The company hired a software expert who restored access to the server and files.  Around the same time, Ware also again logged in using the CFO’s credentials and supposedly restored the application.  However, when employees tried to log in, they only had access to a previous version of the program which did not include a substantial amount of records that had been inputted into the newer version. 

ARSS filed a lawsuit against Ware and alleged that he committed computer theft and computer trespass in violation of the GSCPA.  ARSS also sought injunctive relief, and the trial court entered an order restraining Ware from accessing ARSS’s servers, ordering him to remedy any problems caused by his past acts, and requiring him to give ARSS the source code and documentation for all versions of the software. 

The case proceeded to a bench trial.  At the trial, the court found Ware had committed computer trespass as defined by O.C.G.A. section 16-9-93(b).  The court awarded ARSS $22,000 in lost profits, $15,000 to reimburse the fees ARSS had paid Ware, $15,000 for repairs, $17,875 in attorney’s fees and $350.00 in punitive damages. 

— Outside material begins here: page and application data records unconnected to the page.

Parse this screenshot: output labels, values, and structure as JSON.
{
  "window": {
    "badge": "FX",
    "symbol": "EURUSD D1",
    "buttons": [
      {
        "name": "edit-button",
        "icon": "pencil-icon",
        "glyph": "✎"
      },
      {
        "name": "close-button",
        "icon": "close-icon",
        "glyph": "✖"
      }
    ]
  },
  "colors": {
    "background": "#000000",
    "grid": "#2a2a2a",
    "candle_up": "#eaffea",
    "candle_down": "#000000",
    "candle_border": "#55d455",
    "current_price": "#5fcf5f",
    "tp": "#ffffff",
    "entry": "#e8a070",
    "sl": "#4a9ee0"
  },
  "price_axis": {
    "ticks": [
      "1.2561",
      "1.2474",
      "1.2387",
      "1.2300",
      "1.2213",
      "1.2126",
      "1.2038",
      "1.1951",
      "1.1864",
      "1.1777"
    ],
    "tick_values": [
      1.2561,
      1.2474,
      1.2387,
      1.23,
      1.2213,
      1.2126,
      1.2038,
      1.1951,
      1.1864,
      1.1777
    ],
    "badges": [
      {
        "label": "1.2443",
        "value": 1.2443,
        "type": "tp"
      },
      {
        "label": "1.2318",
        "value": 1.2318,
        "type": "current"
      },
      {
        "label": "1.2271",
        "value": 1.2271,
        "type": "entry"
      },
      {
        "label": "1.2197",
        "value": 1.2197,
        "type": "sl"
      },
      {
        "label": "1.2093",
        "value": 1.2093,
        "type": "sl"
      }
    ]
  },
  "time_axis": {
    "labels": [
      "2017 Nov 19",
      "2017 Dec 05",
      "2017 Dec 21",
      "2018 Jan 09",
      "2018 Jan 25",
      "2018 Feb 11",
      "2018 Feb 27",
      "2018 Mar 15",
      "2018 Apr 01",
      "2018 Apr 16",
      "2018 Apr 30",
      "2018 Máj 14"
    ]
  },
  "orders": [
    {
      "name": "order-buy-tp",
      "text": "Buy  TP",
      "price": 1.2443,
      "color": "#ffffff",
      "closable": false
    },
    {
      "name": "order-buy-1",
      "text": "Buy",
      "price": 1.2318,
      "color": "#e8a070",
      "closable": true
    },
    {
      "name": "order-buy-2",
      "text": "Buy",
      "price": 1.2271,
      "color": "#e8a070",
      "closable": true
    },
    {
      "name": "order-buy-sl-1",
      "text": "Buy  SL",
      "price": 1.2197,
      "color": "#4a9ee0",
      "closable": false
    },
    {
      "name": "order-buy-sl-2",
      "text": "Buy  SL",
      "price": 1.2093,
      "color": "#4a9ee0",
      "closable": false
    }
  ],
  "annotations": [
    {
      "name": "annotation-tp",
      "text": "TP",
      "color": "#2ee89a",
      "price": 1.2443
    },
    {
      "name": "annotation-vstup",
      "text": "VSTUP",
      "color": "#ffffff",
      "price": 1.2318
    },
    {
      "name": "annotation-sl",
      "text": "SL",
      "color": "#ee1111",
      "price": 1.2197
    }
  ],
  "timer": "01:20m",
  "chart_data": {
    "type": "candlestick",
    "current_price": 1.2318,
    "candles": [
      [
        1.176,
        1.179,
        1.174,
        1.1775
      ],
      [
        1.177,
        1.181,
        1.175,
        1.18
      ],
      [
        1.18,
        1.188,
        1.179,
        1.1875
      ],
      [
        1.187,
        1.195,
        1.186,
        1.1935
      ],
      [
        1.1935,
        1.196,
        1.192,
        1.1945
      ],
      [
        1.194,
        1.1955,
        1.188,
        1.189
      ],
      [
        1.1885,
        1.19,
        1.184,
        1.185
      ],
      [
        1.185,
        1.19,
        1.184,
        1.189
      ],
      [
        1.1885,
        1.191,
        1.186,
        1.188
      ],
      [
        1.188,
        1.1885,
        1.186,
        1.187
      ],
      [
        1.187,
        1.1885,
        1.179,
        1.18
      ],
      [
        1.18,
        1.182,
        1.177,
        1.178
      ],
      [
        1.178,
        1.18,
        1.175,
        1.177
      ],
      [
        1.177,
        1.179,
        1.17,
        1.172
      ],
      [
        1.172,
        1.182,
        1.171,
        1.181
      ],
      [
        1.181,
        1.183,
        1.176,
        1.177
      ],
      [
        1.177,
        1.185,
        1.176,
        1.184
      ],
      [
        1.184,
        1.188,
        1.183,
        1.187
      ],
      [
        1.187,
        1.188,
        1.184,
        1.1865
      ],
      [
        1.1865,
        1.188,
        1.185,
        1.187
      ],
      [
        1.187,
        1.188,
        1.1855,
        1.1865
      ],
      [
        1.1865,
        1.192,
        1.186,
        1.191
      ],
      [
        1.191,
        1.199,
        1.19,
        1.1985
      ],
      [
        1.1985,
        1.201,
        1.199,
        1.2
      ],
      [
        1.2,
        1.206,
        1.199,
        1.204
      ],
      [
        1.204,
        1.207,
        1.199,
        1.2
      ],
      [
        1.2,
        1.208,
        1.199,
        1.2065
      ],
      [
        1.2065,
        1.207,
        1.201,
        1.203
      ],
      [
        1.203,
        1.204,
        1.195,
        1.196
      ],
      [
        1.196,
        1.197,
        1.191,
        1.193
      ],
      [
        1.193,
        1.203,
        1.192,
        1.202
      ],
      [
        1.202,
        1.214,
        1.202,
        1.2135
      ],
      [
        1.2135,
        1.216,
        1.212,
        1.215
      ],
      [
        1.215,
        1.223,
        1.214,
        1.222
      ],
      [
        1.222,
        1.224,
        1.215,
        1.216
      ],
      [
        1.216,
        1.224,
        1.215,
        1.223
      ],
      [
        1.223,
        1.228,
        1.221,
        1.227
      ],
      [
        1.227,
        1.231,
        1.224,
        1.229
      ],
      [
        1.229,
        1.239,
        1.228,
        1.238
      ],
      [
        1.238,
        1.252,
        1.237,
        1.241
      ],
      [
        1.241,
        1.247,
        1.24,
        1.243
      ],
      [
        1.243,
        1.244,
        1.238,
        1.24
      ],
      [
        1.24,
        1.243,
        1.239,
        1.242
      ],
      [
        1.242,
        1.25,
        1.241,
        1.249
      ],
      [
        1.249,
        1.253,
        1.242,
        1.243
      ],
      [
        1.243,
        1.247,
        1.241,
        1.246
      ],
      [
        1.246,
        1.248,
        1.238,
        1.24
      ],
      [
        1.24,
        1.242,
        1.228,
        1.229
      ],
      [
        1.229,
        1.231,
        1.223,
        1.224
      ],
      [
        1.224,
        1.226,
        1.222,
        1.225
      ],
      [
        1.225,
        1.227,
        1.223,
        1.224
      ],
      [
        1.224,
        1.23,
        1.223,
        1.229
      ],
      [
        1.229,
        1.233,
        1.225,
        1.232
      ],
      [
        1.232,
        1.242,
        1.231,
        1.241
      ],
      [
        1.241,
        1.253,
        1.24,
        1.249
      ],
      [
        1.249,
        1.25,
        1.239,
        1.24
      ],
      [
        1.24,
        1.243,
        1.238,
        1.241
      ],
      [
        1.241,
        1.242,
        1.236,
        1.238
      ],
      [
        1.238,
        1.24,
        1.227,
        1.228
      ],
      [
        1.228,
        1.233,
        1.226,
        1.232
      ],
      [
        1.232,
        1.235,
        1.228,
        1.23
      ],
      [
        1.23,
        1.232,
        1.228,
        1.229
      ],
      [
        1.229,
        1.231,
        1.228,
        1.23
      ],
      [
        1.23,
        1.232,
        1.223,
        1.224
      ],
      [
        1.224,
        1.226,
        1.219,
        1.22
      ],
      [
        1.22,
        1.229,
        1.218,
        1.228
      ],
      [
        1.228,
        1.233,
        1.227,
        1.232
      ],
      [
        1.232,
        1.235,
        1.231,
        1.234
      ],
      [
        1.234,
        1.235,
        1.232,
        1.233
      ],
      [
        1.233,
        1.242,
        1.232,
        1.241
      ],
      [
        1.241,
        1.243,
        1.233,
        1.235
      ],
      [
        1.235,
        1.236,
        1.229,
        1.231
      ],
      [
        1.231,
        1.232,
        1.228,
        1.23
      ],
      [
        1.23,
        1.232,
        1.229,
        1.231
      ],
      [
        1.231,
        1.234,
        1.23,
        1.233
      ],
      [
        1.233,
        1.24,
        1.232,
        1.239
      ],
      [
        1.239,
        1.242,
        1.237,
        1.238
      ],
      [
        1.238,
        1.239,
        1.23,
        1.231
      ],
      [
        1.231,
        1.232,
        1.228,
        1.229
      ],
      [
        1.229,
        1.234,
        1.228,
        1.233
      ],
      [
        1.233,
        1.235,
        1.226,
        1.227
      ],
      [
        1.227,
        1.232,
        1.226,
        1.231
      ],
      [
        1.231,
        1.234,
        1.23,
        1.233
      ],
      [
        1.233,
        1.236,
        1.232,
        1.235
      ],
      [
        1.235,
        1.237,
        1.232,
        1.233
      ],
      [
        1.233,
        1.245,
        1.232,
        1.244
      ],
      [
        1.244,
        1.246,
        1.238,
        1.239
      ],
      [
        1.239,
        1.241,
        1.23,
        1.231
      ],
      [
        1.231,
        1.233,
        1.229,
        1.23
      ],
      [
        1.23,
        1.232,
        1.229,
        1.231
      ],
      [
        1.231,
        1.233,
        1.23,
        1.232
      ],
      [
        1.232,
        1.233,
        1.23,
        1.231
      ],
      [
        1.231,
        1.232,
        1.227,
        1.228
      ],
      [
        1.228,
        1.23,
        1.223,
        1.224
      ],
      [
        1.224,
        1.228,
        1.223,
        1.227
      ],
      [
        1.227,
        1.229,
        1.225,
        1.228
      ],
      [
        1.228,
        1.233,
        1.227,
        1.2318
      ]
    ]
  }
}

On appeal, Ware challenged the trial court’s finding that he had committed the offense of computer trespass.  Ware argued that he did not access ARSS’s server “without authority” because he owned the software that he had tampered with.  The Court of Appeals rejected this argument as irrelevant, noting that the GSCPA “only requires the intruder use a computer or a network knowing he was without authority and either temporarily or permanently removed data and interfere with the use of a computer program or cause a computer program to malfunction.”  Based on ARSS’s CFO’s testimony that he had not authorized Ware to disable an administrative login or alter the program and based on the fact that Ware’s actions shut down the company and hampered its ability to operate while its hired substitute experts attempted to diagnose and restore the application, the Court of Appeals found that the trial court was authorized to conclude that Ware committed computer trespass. 

Ware also challenged the trial court’s damages award.  Under O.C.G.A. § 16-9-93(g)(1) and (3), any person whose property or person is injured by reason of a violation of any provision of the GCSPA may recover for any damages sustained and the cost of suit.  The statute provides that “damages” includes lost profits and victim expenditure, as well as any additional civil remedy otherwise allowed by law.  Reviewing the damages awarded to ARSS, the Court found the $15,000 awarded to ARSS to reimburse it for what it had paid to Ware was improper, as ARSS was not entitled to a refund of money paid to him for his past services for which ARSS had received the benefit of the parties’ bargain.  The Court thus reversed that portion of the award.  The Court also reversed the trial court’s award of attorney’s fees, finding that the trial court had failed to make proper findings and conclusions as to the statutory basis for the fees award.

Ware thus further confirms that the GSCPA is a viable remedy for computer fraud and misconduct, although the remedies available thereunder are not without limit.